Open Source Elasticsearch Firm Raises $24M
Updated · Feb 20, 2013
Amsterdam-based Big Data search startup Elasticsearch announced it just closed on a Series B round of funding valued at $24 million.
Index Ventures headed the round, which was backed by Benchmark Capital, an existing investor, and newcomer SV Angel. The funds, which follow a $10 million capital injection in November, will be used to help transform the company from a software provider to a full-fledged services and support organization.
Elasticsearch also revealed that its open source real-time search and analytics software just crossed the 2 million download mark.
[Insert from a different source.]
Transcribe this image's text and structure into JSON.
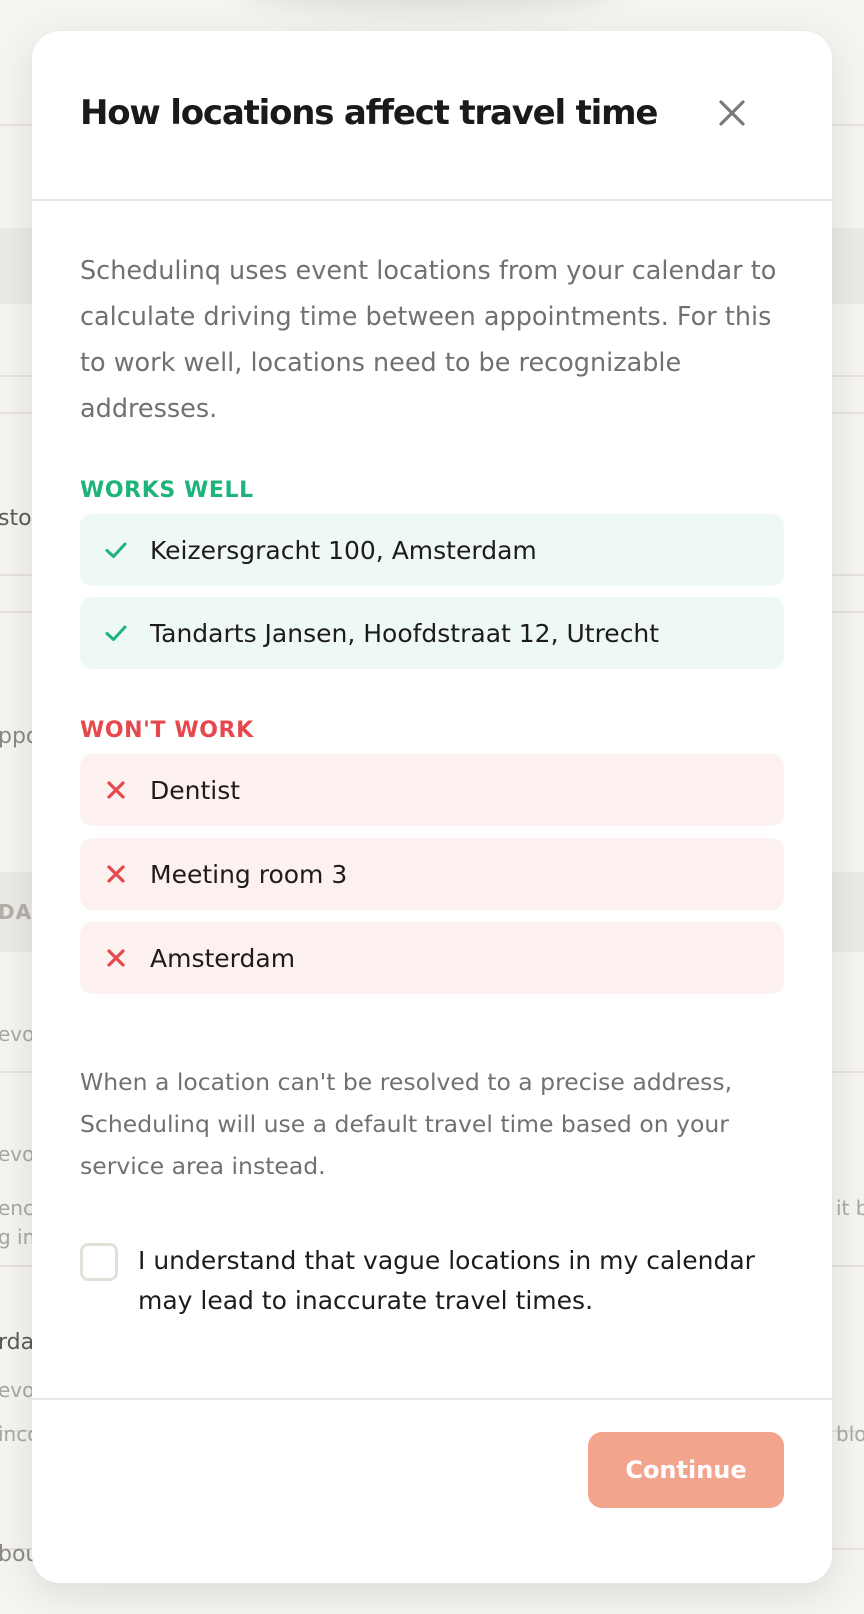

“Since we founded the company, the demand for our support and training offerings has experienced explosive growth. On a tactical level it’s vital we attract the best talent to support our customers and deliver on our product engineering ambitions as the adoption of Elasticsearch continues to accelerate,” said CEO Steven Schuurman, in a company statement.
“On a more strategic level, this round of investment frees us to execute on our vision, whilst adding an invaluable board member to the team,” Schuurman added.
Elasticsearch is a distributed, “schema-less” scalable search platform with integrated real-time analytics that can enable Big Data search capabilities, according to the company. Already, the technology powers some high-profile, next-generation social search projects.
“What Elasticsearch made possible with its first release in 2009 (search beyond free text search), is now being adopted by some of the most data-intensive organizations in the world. Next-generation social network Path very recently announced advanced search functionality in their platform, and as recently as mid-January, Facebook launched its much-discussed Graph Search functionality,” wrote Schuurman and Elasticsearch CTO Shay Banon in a company blog post.
The executives hint that the company will be working on boosting the platform’s robustness. “We know of various companies that use Elasticsearch to drive Google Analytics-like features and can’t afford for its service to be disrupted,” they wrote.
With an increasing number of businesses putting their Elasticsearch-powered apps into production environments, the technology needs to keep up with the demand placed on it.
“As Elasticsearch is playing a more and more mission-critical part in the stacks of many organizations worldwide, we feel very responsible for the reliability of our product. That means we are engineering Elasticsearch in such a way and are adding new features that make it more dependable even in distressed situations, so that anyone using the product can sleep well at night, knowing that Elasticsearch takes care of your data,” blogged Schuurman and Banon.
Elasticsearch joins several other technology firms whose coffers are benefiting from a venture capital scene focused on Big Data startups.
Last week, New York City-based Sailthru raised $19 million for its “personalized” take on Big Data-driven marketing services. Earlier this month DataXu banked $27 million to grow its marketing platform, which uses Big Data analytics to zero-in on prospective customers and optimize media spending.
Pedro Hernandez contributes to Enterprise Apps Today, and 11Press, the technology network. He was previously the managing editor of Internet.com, an IT-related website network. He has expertise in Smart Tech, CRM, and Mobile Tech, Helping Banks and Fintechs, Telcos and Automotive OEMs, and Healthcare and Identity Service Providers to Protect Mobile Apps.